But it isn’t always fun and games. St. Nick often brings along Knecht Ruprecht (Farmhand Rupert). A devil-like character dressed in dark clothes covered with bells and a dirty beard, Knecht Ruprecht carries a stick or a small whip in hand to punish any children who misbehave.
Perhaps one of the most unorthodox Christmas Eve traditions can be found in Norway, where people hide their brooms. It’s a tradition that dates back centuries to when people believed that witches and evil spirits came out on Christmas Eve looking for brooms to ride on. To this day, many people still hide their brooms in the safest place in the house to stop them from being stolen.
Lighting of National Hanukkah Menorah, Washington, D.C. – US
The Jewish holiday of Hanukkah is celebrated with much fanfare across the United States with one of the most elaborate events taking place on a national stage. Since 1979, a giant nine-metre Menorah has been raised on the White House grounds for the eight days and nights of Hanukkah. The ceremony in Washington, D.C. is marked with speeches, music, activities for kids, and, of course, the lighting of the Menorah.
The lighting of the first candle at the White House takes place at 4pm, rain or shine, and an additional candle is lit each successive night. The event is free to attend, but tickets must be booked in advance.

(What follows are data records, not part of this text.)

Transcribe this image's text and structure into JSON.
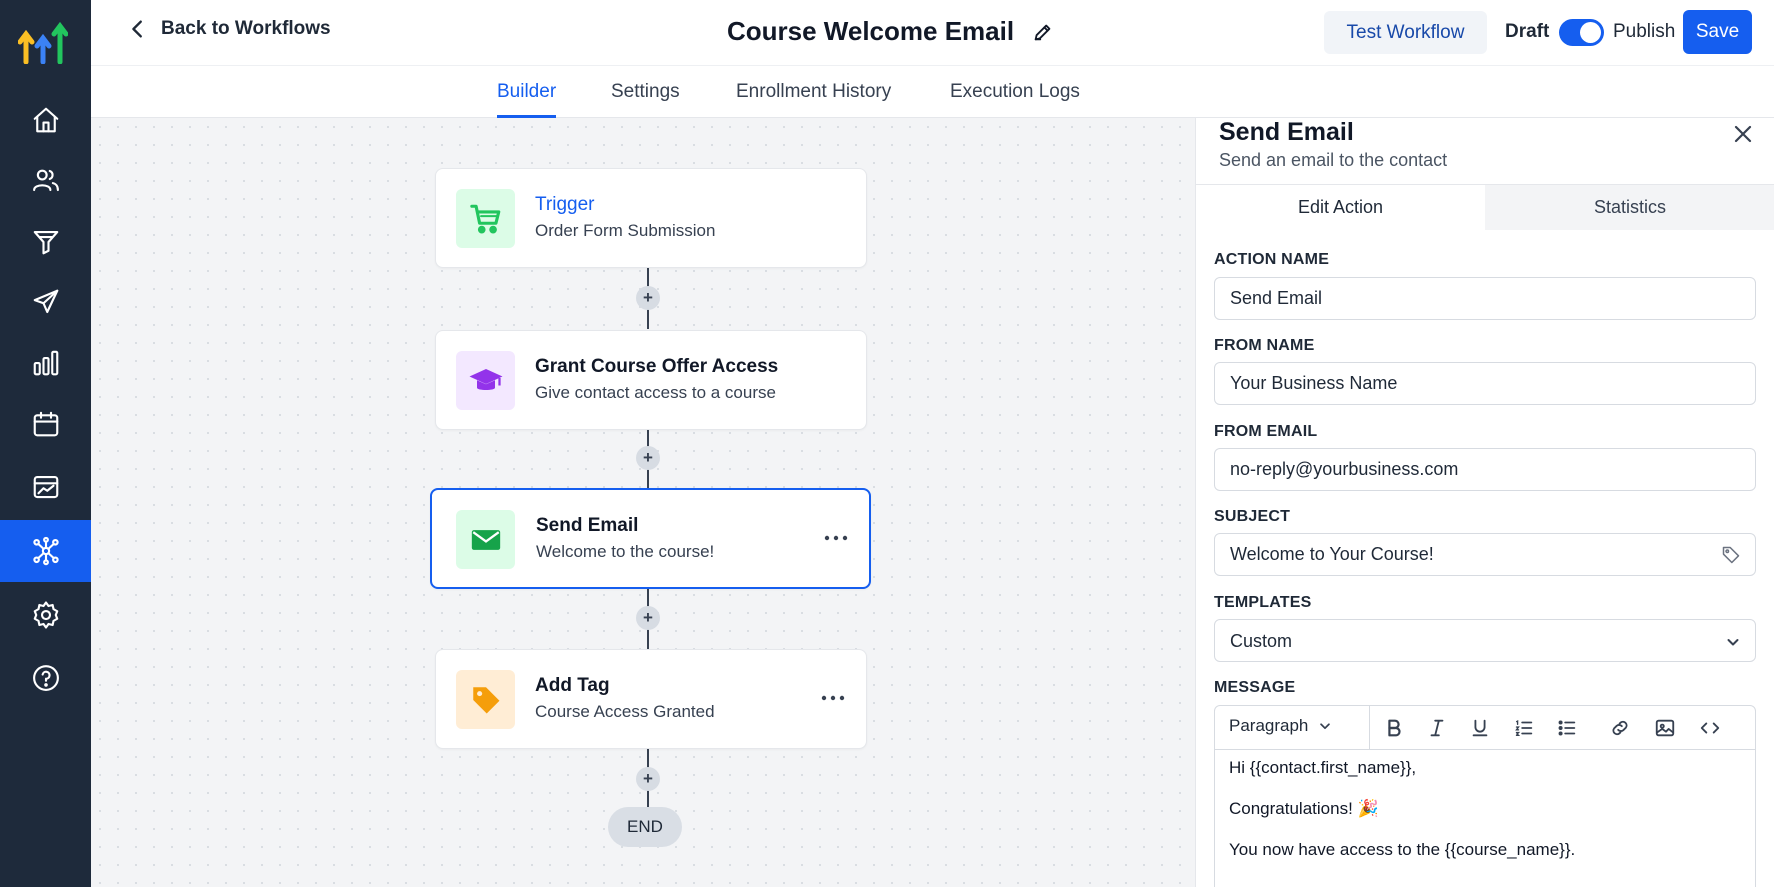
{
  "header": {
    "back_label": "Back to Workflows",
    "title": "Course Welcome Email",
    "test_label": "Test Workflow",
    "draft_label": "Draft",
    "publish_label": "Publish",
    "save_label": "Save"
  },
  "tabs": [
    {
      "label": "Builder",
      "active": true
    },
    {
      "label": "Settings",
      "active": false
    },
    {
      "label": "Enrollment History",
      "active": false
    },
    {
      "label": "Execution Logs",
      "active": false
    }
  ],
  "sidebar": {
    "items": [
      {
        "icon": "home-icon"
      },
      {
        "icon": "contacts-icon"
      },
      {
        "icon": "funnel-icon"
      },
      {
        "icon": "marketing-icon"
      },
      {
        "icon": "reporting-icon"
      },
      {
        "icon": "calendar-icon"
      },
      {
        "icon": "payments-icon"
      },
      {
        "icon": "automation-icon",
        "active": true
      },
      {
        "icon": "settings-icon"
      },
      {
        "icon": "help-icon"
      }
    ]
  },
  "workflow": {
    "nodes": [
      {
        "title": "Trigger",
        "subtitle": "Order Form Submission",
        "icon": "cart-icon",
        "color": "#22c55e"
      },
      {
        "title": "Grant Course Offer Access",
        "subtitle": "Give contact access to a course",
        "icon": "graduation-cap-icon",
        "color": "#9333ea"
      },
      {
        "title": "Send Email",
        "subtitle": "Welcome to the course!",
        "icon": "envelope-icon",
        "color": "#16a34a"
      },
      {
        "title": "Add Tag",
        "subtitle": "Course Access Granted",
        "icon": "tag-icon",
        "color": "#f59e0b"
      }
    ],
    "end_label": "END"
  },
  "panel": {
    "title": "Send Email",
    "subtitle": "Send an email to the contact",
    "tabs": [
      "Edit Action",
      "Statistics"
    ],
    "fields": {
      "action_name_label": "ACTION NAME",
      "action_name_value": "Send Email",
      "from_name_label": "FROM NAME",
      "from_name_value": "Your Business Name",
      "from_email_label": "FROM EMAIL",
      "from_email_value": "no-reply@yourbusiness.com",
      "subject_label": "SUBJECT",
      "subject_value": "Welcome to Your Course!",
      "templates_label": "TEMPLATES",
      "templates_value": "Custom",
      "message_label": "MESSAGE"
    },
    "editor": {
      "paragraph_label": "Paragraph",
      "lines": [
        "Hi {{contact.first_name}},",
        "Congratulations! 🎉",
        "You now have access to the {{course_name}}."
      ]
    }
  },
  "colors": {
    "accent": "#155eef",
    "sidebar": "#1e2a3b"
  }
}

Love Christmas, but think it could be improved by a spot of roller-blading? If the answer is yes, visit Caracas, Venezuela this year. Every Christmas Eve, the city’s residents head to church in the early morning – so far, so normal – but, for reasons known only to them, they do so on roller skates.
This unique tradition is so popular that roads across the city are closed to cars so that people can skate to church in safety, before heading home for the less-than-traditional Christmas dinner of ‘tamales’ (a wrap made out of cornmeal dough and stuffed with meat, then steamed).
Day of the Little Candles, Colombia
Little Candles’ Day (Día de las Velitas) marks the start of the Christmas season across Colombia. In honour of the Virgin Mary and the Immaculate Conception, people place candles and paper lanterns in their windows, balconies and front yards.
The tradition of candles has grown, and now entire towns and cities across the country are lit up with elaborate displays. Some of the best are found in Quimbaya, where neighbourhoods compete to see who can create the most impressive arrangement.
Cavalcade of Lights, Toronto
In wintry, wonderful Toronto the annual Cavalcade of Lights marks the official start to the holiday season. The first Cavalcade took place in 1967 to show off Toronto’s newly constructed City Hall and Nathan Phillips Square.
The Square and Christmas tree are illuminated by more than 300,000 energy-efficient LED lights that shine from dusk until 11 pm until the New Year. On top of that, you’ll get to witness spectacular fireworks shows and engage in some outdoor ice skating.